Saturday, February 14, 2015

On my way over to the date farm, I pass acre upon acre of what is clearly premium, fertile agricultural land.  I learn later, just how fertile this land really is.  A whopping 90% of our nation's leafy vegetables are grown here between the months of November and March.  Because this area has long standing water rights and 350+ days of sunshine each year, Yuma County is the third largest vegetable producer in the United States.

Veggies aren't the only crop they're known for.  Conditions are perfect for Medjool dates, and nowhere else in the world produces more.

As I drive on up, I notice an open air shuttle bus, advertising farm tours.  I step inside the country store and learn they have room for 20 passengers with 19 seats already filled by migrating Canadians.  Wahoo! I'm their "sold out".  
With 20 minutes to kill, I visit the cafe and hear someone ordering a date shake.  I make like a hound dog and follow that order around to the gal in the back who holds the scoop.   With puppy dog eyes, I ask if she wouldn't mind making just a wee bit more for a sample. A minute later I'm raising a spoonful of the date infused goodness to my snout.  Rich and creamy, one spoonful satisfies a wagging tail.

I wander around the store and begin to realize just how much there is to learn about dates.  According to Martha:

Dates have 7 different levels of grading.  Unlike maple syrup, grading is based upon quality as well as size.

Dates have anti-oxidant levels that are higher than those found in blueberries and pomegranates.

There is more potassium in 5 dates (100 grams) than there is in one large banana.

Jumbos are the Great Dane
in the date world

With my in-class learning just about complete, it's time for field training which is scheduled to last  1.5 hours.  Really?  There's that much to learn about dates?  Yep, and I'll give you the cliff notes version next.

1 comment:

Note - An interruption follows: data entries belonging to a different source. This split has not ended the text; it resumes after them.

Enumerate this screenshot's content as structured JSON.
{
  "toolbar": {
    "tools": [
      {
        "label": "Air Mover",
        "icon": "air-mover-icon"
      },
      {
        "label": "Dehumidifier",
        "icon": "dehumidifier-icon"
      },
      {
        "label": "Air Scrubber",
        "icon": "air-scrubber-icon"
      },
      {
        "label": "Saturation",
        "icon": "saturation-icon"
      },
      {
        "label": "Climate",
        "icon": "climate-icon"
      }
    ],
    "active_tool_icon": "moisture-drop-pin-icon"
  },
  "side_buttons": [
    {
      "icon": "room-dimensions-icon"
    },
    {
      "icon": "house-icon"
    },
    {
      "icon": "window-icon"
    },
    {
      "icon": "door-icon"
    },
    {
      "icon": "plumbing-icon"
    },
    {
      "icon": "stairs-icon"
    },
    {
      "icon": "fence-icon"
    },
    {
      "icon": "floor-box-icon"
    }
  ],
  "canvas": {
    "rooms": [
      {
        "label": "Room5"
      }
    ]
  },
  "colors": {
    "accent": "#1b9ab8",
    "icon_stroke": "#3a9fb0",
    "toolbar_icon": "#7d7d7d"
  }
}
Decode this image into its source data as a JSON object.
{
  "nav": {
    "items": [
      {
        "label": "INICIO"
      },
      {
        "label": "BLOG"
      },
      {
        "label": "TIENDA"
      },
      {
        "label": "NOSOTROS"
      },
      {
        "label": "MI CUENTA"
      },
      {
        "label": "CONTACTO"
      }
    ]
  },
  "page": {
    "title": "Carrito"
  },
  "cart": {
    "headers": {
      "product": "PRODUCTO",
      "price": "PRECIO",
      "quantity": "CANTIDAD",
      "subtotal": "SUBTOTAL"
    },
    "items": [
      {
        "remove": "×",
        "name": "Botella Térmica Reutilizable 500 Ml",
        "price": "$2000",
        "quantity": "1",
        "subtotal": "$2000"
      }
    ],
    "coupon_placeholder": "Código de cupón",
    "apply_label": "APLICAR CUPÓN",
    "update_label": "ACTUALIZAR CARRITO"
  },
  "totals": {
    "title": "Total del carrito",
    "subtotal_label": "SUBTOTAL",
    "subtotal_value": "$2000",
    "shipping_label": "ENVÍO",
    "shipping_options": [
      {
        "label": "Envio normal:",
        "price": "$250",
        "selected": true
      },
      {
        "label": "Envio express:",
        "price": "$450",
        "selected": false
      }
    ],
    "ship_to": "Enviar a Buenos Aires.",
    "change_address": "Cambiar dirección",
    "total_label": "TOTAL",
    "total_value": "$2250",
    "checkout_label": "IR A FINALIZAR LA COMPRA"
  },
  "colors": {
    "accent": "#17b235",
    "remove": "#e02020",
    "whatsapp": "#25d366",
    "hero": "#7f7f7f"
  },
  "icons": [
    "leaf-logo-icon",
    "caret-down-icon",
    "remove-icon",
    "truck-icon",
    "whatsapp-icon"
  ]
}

  1. Great! You are back!! Love those dates. Buster used to buy big bunches when he worked down there. What we get up here in packages only vaguely represent what he brought home. love, aunt judy